|Classification coopérative||A61B2017/0475, A61B2017/0477, A61B2017/0404, A61B17/0482, A61B2017/06052, A61B17/0401, A61B2017/0496, A61B2017/0406, A61B2017/0646, A61B17/0469|
|Classification européenne||A61B17/04G, A61B17/04E, A61B17/04A|
|22 déc. 2010||AS||Assignment|
Owner name: BIOMET SPORTS MEDICINE, INC., INDIANA
Effective date: 20070928
Free format text: ASSIGNMENT OF ASSIGNORS INTEREST;ASSIGNORS:STONE, KEVIN T.;DENHAM, GREGORY J.;REEL/FRAME:025773/0319
Free format text: CHANGE OF NAME;ASSIGNOR:BIOMET SPORTS MEDICINE, INC.;REEL/FRAME:025560/0772

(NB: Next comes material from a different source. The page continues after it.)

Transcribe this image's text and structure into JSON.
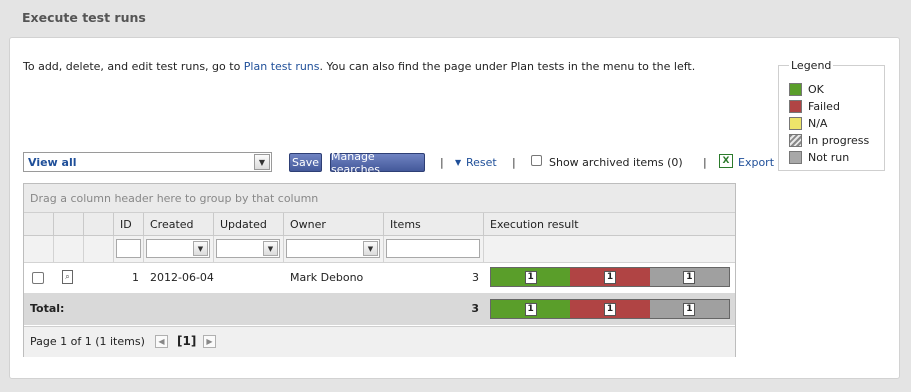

Effective date: 20080229
Owner name: BIOMET SPORTS MEDICINE, LLC, INDIANA
|22 oct. 2013||CC||Certificate of correction|